DATASET CONTENT
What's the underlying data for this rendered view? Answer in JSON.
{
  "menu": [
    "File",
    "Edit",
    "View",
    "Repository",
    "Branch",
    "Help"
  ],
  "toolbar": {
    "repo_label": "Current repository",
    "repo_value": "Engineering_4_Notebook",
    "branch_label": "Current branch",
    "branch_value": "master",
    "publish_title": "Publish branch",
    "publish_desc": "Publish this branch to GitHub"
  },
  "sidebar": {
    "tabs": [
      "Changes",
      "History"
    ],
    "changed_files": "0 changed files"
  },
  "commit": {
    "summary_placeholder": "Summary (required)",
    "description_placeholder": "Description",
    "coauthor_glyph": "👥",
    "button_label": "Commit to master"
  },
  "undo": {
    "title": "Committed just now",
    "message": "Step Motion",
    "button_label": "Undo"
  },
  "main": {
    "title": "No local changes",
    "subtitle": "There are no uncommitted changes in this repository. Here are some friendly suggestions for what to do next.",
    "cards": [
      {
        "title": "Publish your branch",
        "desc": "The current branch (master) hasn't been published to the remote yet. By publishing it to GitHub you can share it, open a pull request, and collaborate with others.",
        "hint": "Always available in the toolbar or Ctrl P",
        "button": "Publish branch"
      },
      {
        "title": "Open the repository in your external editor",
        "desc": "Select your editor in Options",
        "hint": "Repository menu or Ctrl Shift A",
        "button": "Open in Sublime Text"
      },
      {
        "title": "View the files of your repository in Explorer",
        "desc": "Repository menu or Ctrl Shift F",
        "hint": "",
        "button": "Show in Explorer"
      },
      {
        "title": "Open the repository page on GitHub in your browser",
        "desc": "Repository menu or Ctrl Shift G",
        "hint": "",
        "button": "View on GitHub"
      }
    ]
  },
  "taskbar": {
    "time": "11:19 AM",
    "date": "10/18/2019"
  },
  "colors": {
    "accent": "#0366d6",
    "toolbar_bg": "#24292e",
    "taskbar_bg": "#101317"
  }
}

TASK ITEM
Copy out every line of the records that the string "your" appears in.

EXPECTED ANSWER
        "title": "Publish your branch",
        "title": "Open the repository in your external editor",
        "desc": "Select your editor in Options",
        "title": "View the files of your repository in Explorer",
        "title": "Open the repository page on GitHub in your browser",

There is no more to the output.